So, is there a preferred duration of breastfeeding? Despite what I and my friends thought over a decade ago, and despite what some paediatricians may still tell you, there is no clear evidence that there is an optimal age for breastfeeding, and it is very much up to parents, cultural norms and work commitments.
Myth #6: Breast is best
You probably know this by now: I am a big fan of breastfeeding because it’s worked quite well for my son and for me over the past 20 months.
But do I think “breast is best”*? No. Breastfeeding worked for us because I have a very supportive husband who could travel with us when I had to, I could manage to sleep while breastfeeding, and I worked from home, so I could type away while Lorenzo fed.
(*The phrase ‘breast is best’ has been used widely for campaigning in favour of breastfeeding, even by official government campaigns.
See for example this campaign by the NYC Department of Health and Mental Hygiene)
But what about those women who have to go back to work just after giving birth, maybe after a C-section? Is breast best for them? And those who can’t breastfeed? And adoptive parents, or gay fathers?
Formula is best for them in many occasions, just as it can be great for a woman who can sleep more as her partner feeds the baby at night.
Breast is best only if you have the right support, and if it works for you.
Breaking down myths for more freedom of choice

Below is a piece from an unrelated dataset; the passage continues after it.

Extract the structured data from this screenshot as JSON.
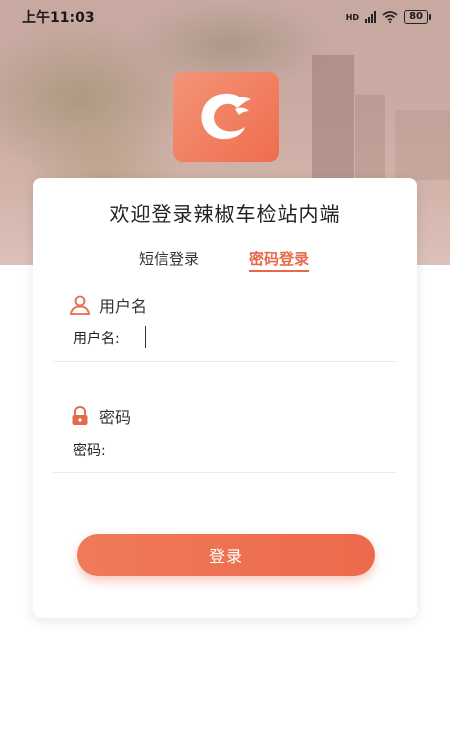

Assessing the real value (it’s not free) and effort (it’s not easy!) of breastfeeding will help us recognise how much work breastfeeding actually involves and create policies that respect breastfeeding as a proper occupation. Think of maternity leave, for example: how can a government like the United States recommend exclusive breastfeeding for six months and not implement a law whereby women can get paid leave to do so?
Also, making sure we don’t repeat unfounded claims (breastfeeding has an expiry date, or lowers the IQ, or it is simply best) and we know all the pros and cons of breastfeeding might help us feel more secure in our choices. This is a conversation that we all need to have: for so many women, a lot of the pressure comes from the cultural norms and expectations. For example, my mother and her generation think I am spoiling Lorenzo by breastfeeding him at this age. Thankfully, I have read enough about extended breastfeeding to feel convinced about my choice, but it would be a shame if I felt forced to hide* or stop altogether because of this pressure.
(*A member of The Correspondent, Jisha, wrote to me to say she can’t show her family members in India that she is breastfeeding her daughter, who is four.)
When it comes to breastfeeding, I’m done with stigmatising people*.
(*Another way to look at it is to say that I am pro-choice when it comes to breastfeeding. I am borrowing the expression from writer A Rochaun Meadows-Fernandes, who wrote about it in this moving piece.
Read Meadows-Fernandes’ piece here)
This article first appeared in The Correspondent, the member-funded platform that shut down on 1 January 2021.